A summit of the Caspian countries will discuss strengthening security amid a chaotic wider region, said a member of Russia’s State Duma Committee on International Affairs Sergey Zheleznyak.
And the foreign minister of Kazakhstan, Kairat Abdrakhmanov, said the August 12 summit, attended by Kazakhstan, Azerbaijan, Iran, Russia and Turkmenistan, would address the full legal status of the Caspian.
The overall Caspian debate is the determination of whether the giant basin is a sea or a lake. If it is a lake, the five states can equally divide and exploit the energy potential of the basin. Iran backs this option as it holds only 13 per cent of Caspian reserves.
If the Caspian is designated as a sea, the states can only exploit the reserves contained within their maritime borders.
The five have agreed on a draft of the Caspian Sea Convention that is expected to be signed at the summit in the Kazakh city of Aktau (pictured).

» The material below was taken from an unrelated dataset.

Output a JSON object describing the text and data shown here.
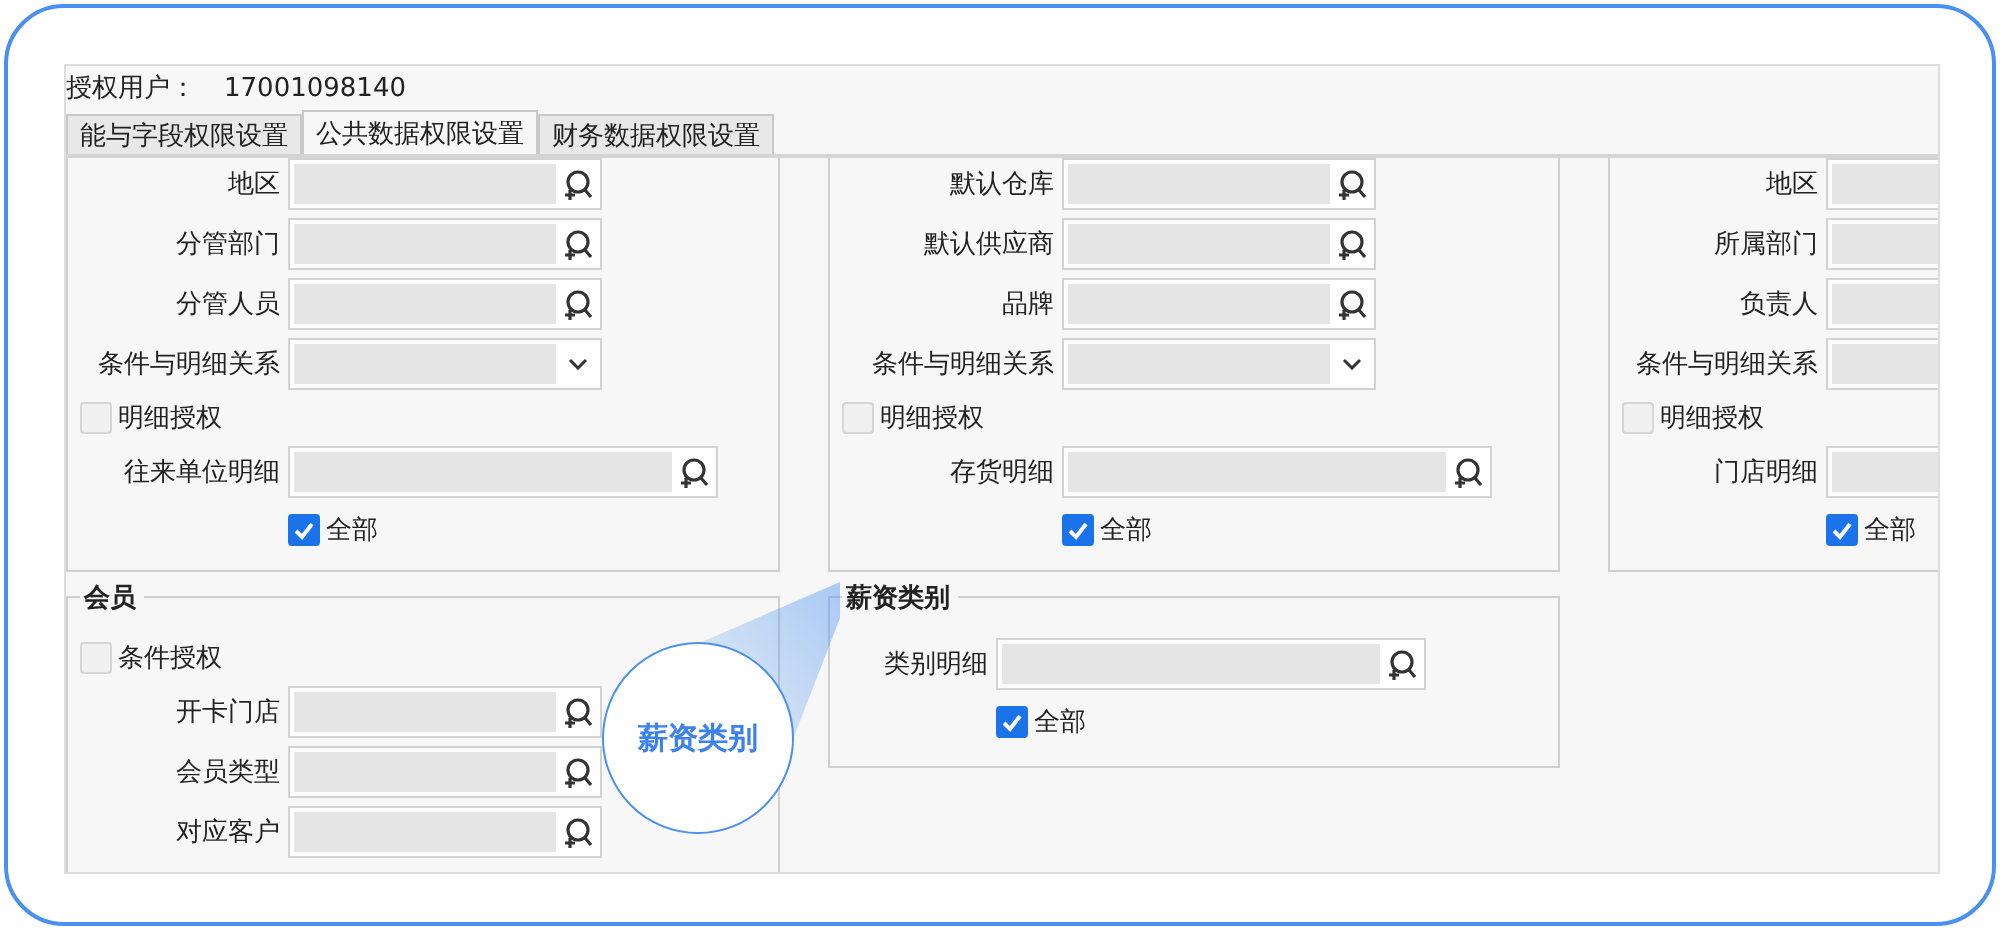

The convention defines and regulates the rights and obligations of the five nations regarding the use of the sea, its waters, bed, subsoil, natural resources and airspace.
Turkmenistan and Kazakhstan are keen to export oil and gas to Europe, bypassing Russia and Iran, while Azeri energy exports do not have to cross the Caspian to reach the west.
The lack of an agreed legal status for the Caspian prevented the development of the Trans-Caspian oil and gas corridor, which would allow Kazakhstan and Turkmenistan to deliver energy exports to Europe.
“This will not only increase the investment attractiveness of the region, but will also contribute to strengthening international security,” Abdrakhmanov told the media.
After the collapse of the USSR, the emergence of independent Azerbaijan, Kazakhstan and Turkmenistan raised the issue of delimitation of the sea between the five countries amid the ongoing sea-or-lake debate, which is regulated by different provisions of international law.
The Caspian basin has 48 billion barrels of proven oil reserves, while natural gas reserves are estimated at 8.76 trillion cubic metres.
“In addition to economic issues and the development of regional cooperation in such areas as energy, transport, trade and many others, the summit will certainly focus on the problems of strengthening the security of the Caspian countries, which are in a difficult geopolitical region, close to the pockets of instability,” said Zheleznyak.
He said Kazakhstan was calling for comprehensive integration, including in investment in the North-South transport corridor, requiring synchronisation of customs procedures.
“I am sure that the participants will devote a significant part of the summit to cooperation in the humanitarian sphere, in the field of education and culture, as well as to the expansion of ties between the regions of our countries,” the minister said.
The Kazakh city of Aktau. The Caspian has been in legal limbo since the fall of the USSR. Picture credit: Wikimedia